Among the entries, find the lines with the string "name" and copy them.

=== Supplied records ===

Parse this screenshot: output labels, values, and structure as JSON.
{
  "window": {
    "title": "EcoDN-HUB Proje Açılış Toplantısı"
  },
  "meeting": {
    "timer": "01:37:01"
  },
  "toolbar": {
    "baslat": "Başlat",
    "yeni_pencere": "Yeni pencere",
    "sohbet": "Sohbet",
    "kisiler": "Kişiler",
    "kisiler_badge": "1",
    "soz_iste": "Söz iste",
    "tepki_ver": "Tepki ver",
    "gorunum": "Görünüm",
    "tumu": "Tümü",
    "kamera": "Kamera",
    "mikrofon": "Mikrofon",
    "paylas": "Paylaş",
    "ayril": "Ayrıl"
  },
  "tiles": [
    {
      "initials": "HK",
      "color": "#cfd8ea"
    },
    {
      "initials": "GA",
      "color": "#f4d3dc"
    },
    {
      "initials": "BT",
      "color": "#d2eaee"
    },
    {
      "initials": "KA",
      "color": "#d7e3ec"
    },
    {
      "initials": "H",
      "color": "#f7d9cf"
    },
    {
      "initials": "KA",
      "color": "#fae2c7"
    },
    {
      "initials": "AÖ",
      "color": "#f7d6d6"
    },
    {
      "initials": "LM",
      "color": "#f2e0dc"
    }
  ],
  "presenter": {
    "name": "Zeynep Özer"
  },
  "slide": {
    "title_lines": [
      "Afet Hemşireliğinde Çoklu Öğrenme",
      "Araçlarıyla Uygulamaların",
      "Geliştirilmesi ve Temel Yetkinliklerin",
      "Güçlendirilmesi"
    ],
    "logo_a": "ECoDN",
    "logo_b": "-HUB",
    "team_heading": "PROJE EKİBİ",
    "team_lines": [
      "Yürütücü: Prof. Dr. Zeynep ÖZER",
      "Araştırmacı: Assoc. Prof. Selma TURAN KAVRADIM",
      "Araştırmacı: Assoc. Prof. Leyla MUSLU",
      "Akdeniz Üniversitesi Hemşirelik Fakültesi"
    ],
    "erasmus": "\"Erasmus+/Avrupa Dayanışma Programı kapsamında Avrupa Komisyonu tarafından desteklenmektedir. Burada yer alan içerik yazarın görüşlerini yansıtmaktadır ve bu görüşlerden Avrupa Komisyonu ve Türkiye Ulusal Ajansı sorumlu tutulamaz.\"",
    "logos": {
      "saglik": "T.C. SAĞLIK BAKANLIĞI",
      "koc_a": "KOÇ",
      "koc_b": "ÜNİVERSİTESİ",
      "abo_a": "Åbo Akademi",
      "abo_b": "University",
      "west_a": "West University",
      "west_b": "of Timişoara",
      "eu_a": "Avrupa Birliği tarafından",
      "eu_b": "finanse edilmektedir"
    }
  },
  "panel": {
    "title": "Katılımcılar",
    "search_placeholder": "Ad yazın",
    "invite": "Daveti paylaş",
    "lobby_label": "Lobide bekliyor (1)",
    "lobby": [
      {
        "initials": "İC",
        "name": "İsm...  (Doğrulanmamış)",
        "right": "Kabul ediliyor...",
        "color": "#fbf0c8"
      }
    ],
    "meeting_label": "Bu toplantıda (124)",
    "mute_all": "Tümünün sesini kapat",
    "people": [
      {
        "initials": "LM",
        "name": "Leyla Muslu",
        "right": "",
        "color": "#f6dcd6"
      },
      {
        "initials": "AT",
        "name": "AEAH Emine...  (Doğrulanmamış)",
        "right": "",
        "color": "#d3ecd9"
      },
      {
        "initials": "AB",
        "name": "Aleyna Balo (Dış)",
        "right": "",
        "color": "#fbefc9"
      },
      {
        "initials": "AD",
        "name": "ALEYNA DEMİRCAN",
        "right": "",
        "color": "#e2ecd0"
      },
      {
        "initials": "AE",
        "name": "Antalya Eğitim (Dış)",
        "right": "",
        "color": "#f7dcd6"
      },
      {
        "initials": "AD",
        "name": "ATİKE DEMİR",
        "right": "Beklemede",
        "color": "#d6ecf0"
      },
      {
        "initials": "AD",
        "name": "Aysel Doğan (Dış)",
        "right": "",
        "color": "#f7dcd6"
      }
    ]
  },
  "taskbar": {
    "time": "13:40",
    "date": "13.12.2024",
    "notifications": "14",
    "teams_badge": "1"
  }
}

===

Output for this exercise:
    "name": "Zeynep Özer"
        "name": "İsm...  (Doğrulanmamış)",
        "name": "Leyla Muslu",
        "name": "AEAH Emine...  (Doğrulanmamış)",
        "name": "Aleyna Balo (Dış)",
        "name": "ALEYNA DEMİRCAN",
        "name": "Antalya Eğitim (Dış)",
        "name": "ATİKE DEMİR",
        "name": "Aysel Doğan (Dış)",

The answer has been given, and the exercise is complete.